Levi's introduced its suite of 21 water-saving methods in 2011, including strategies like buying only sustainable cotton and using less water when finishing and washing denim. Since then, the company has conserved more than 1 billion liters of water. If its techniques were to become industry standard, Levi's estimates they could save 50 billion liters by 2020.
"Making the jeans we wear is a very thirsty business," Brooke Barton, water program director at the nonprofit sustainability group Ceres, told The Huffington Post on Tuesday. "Levi's commitment to open source this technology means that others in the apparel sector have no excuse but to step up their game."
Levi's, whose CEO Chip Bergh famously eschews washing his jeans, said Tuesday that it plans to double-down on its sustainability efforts by 2020, the year many companies have set for overhauls in their supply chains and environmental policies.
By then, the company aims to source 100 percent of its cotton from farms certified by the nonprofit Better Cotton Initiative or from recycled material. Up to 80 percent of all Levi's products will be made with water-saving techniques, trademarked under its Water
The idea of allowing competitors behind the curtain in hopes of fostering higher industry standards isn't new.
As far back as the 1960s, Swedish automaker Volvo invented the three-point seat belt and promptly gave away the design to other manufacturers to make all cars safer -- not just its own.
More recently, in 2010, Nike released a tool featuring many of its environmental design techniques, for free use by other clothing manufacturers. Three years later, the company folded the tool into a free app called Making that draws data from the Nike Materials Sustainability Index.
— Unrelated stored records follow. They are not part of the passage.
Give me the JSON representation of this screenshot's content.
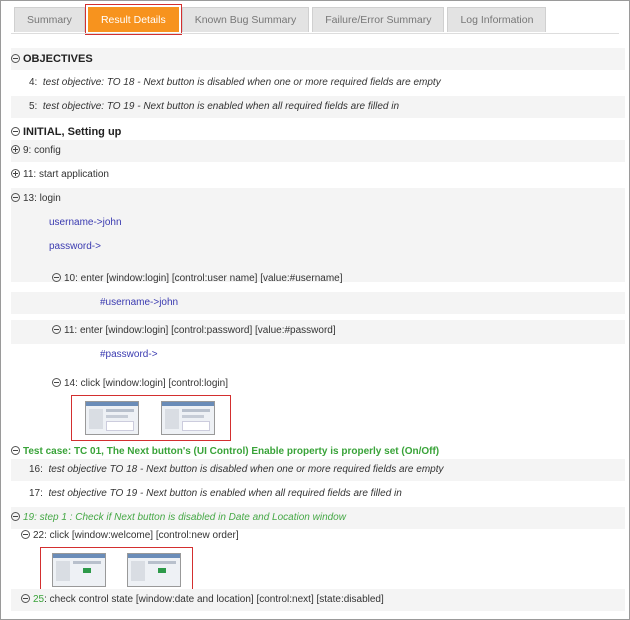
{
  "tabs": [
    "Summary",
    "Result Details",
    "Known Bug Summary",
    "Failure/Error Summary",
    "Log Information"
  ],
  "active_tab": "Result Details",
  "objectives": {
    "title": "OBJECTIVES",
    "items": [
      {
        "num": "4:",
        "text": "test objective: TO 18 - Next button is disabled when one or more required fields are empty"
      },
      {
        "num": "5:",
        "text": "test objective: TO 19 - Next button is enabled when all required fields are filled in"
      }
    ]
  },
  "initial": {
    "title": "INITIAL, Setting up",
    "config": "9: config",
    "start_app": "11: start application",
    "login": "13: login",
    "username": "username->john",
    "password": "password->",
    "enter_user": "10: enter  [window:login] [control:user name] [value:#username]",
    "username_val": "#username->john",
    "enter_pass": "11: enter  [window:login] [control:password] [value:#password]",
    "password_val": "#password->",
    "click_login": "14: click  [window:login] [control:login]"
  },
  "testcase": {
    "title": "Test case: TC 01, The Next button's (UI Control) Enable property is properly set (On/Off)",
    "items": [
      {
        "num": "16:",
        "text": "test objective TO 18 - Next button is disabled when one or more required fields are empty"
      },
      {
        "num": "17:",
        "text": "test objective TO 19 - Next button is enabled when all required fields are filled in"
      }
    ],
    "step": "19: step 1 : Check if Next button is disabled in Date and Location window",
    "click_welcome": "22: click  [window:welcome] [control:new order]",
    "check_num": "25",
    "check_text": ": check control state  [window:date and location] [control:next] [state:disabled]"
  }
}
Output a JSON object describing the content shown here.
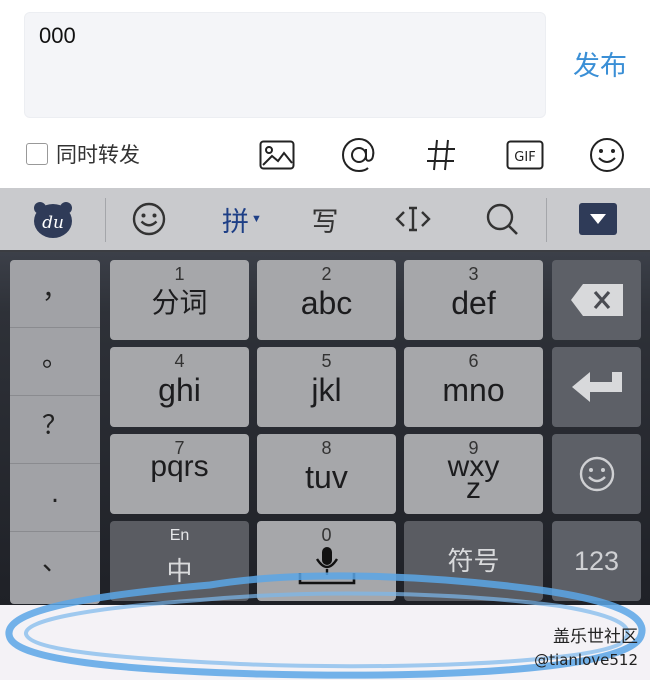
{
  "compose": {
    "text": "000",
    "publish_label": "发布",
    "forward_label": "同时转发",
    "tools": [
      "image-icon",
      "at-icon",
      "hashtag-icon",
      "gif-icon",
      "emoji-icon"
    ]
  },
  "keyboard": {
    "topbar": {
      "logo": "du",
      "pinyin_label": "拼",
      "handwrite_label": "写"
    },
    "punctuation": [
      "，",
      "。",
      "？",
      ".",
      "、"
    ],
    "keys": [
      {
        "num": "1",
        "label": "分词"
      },
      {
        "num": "2",
        "label": "abc"
      },
      {
        "num": "3",
        "label": "def"
      },
      {
        "num": "4",
        "label": "ghi"
      },
      {
        "num": "5",
        "label": "jkl"
      },
      {
        "num": "6",
        "label": "mno"
      },
      {
        "num": "7",
        "label": "pqrs"
      },
      {
        "num": "8",
        "label": "tuv"
      },
      {
        "num": "9",
        "label": "wxyz"
      }
    ],
    "lang_top": "En",
    "lang_bottom": "中",
    "space_num": "0",
    "symbol_label": "符号",
    "numeric_label": "123"
  },
  "watermark": {
    "line1": "盖乐世社区",
    "line2": "@tianlove512"
  },
  "colors": {
    "accent": "#3a8fd6",
    "keyboard_bg": "#2e3138",
    "key_bg": "#a6a7aa"
  }
}
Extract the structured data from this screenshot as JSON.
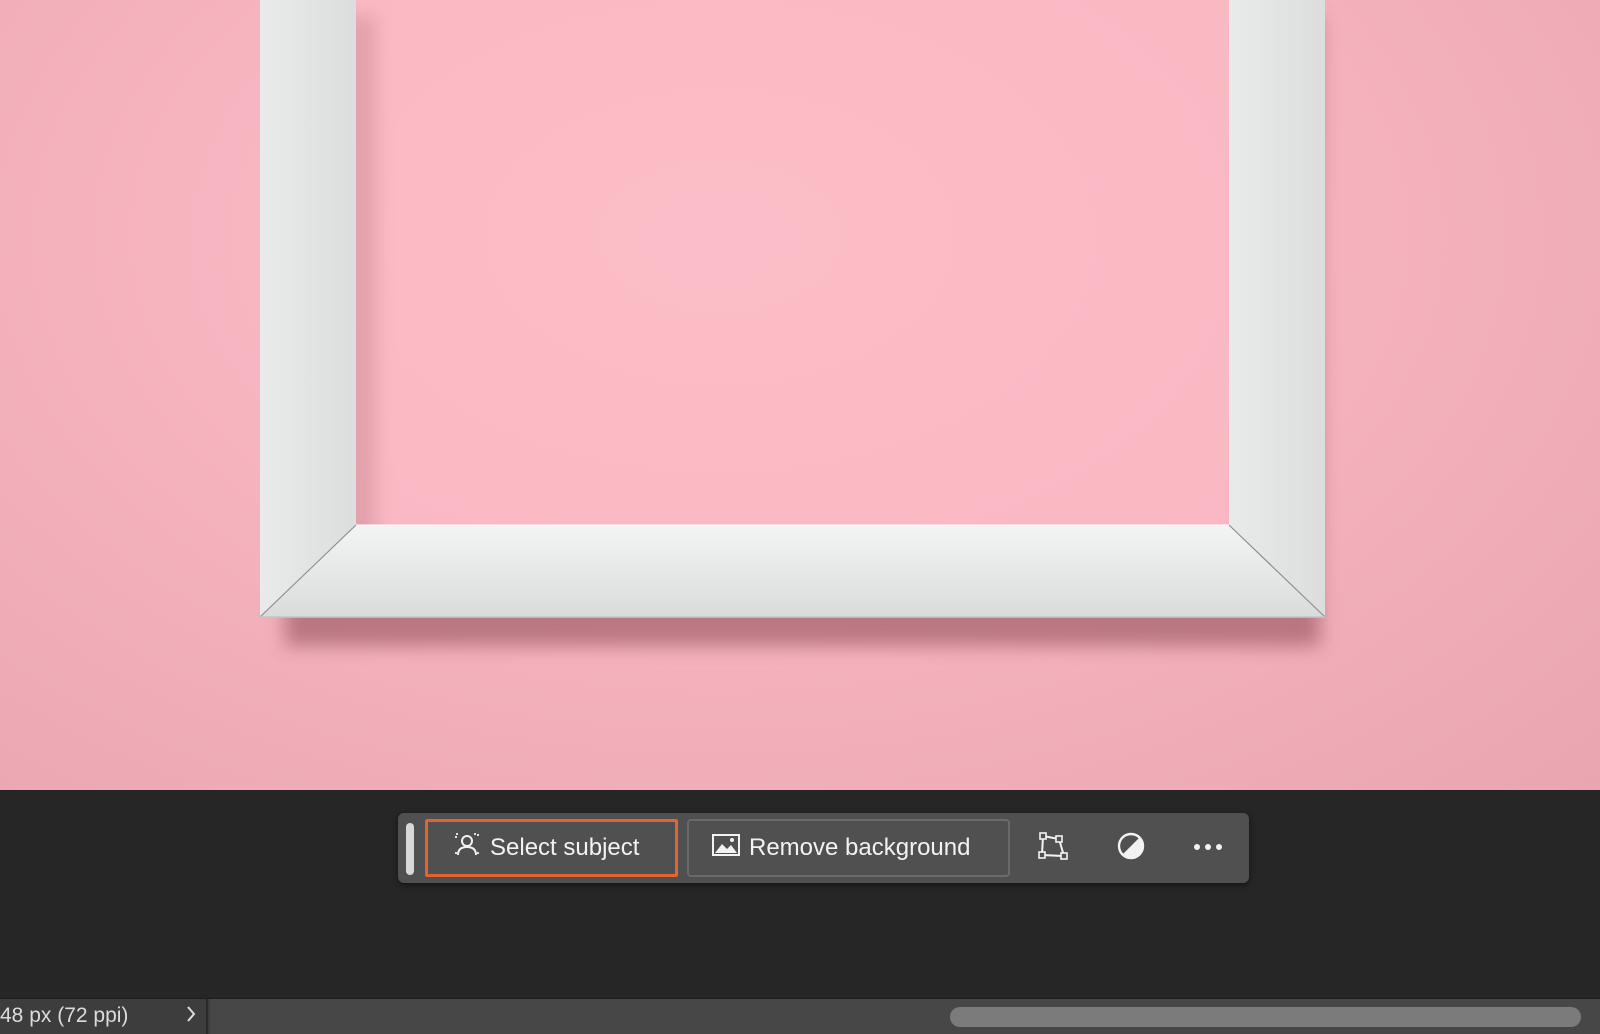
{
  "canvas": {
    "background_color": "#f7b7c1",
    "frame_color": "#e8e9e9"
  },
  "taskbar": {
    "select_subject_label": "Select subject",
    "remove_background_label": "Remove background",
    "highlight_color": "#e2642f",
    "icons": {
      "select_subject": "person-selection-icon",
      "remove_background": "image-icon",
      "transform": "transform-quad-icon",
      "adjustment": "half-circle-adjust-icon",
      "more": "ellipsis-icon"
    }
  },
  "statusbar": {
    "doc_info": "48 px (72 ppi)",
    "chevron_icon": "chevron-right-icon"
  }
}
In June 2014, Tesla pledged not to sue anyone who used the electric carmaker's patented technology "in good faith," in hopes of cultivating a bigger industry for rechargeable vehicles. The argument was that copycat companies would expand the market, and the rising tide would raise all ships.
Levi's move is less about increasing competition and more about sharing strategies it's already developed. It's a refreshing perspective in a time of water crises.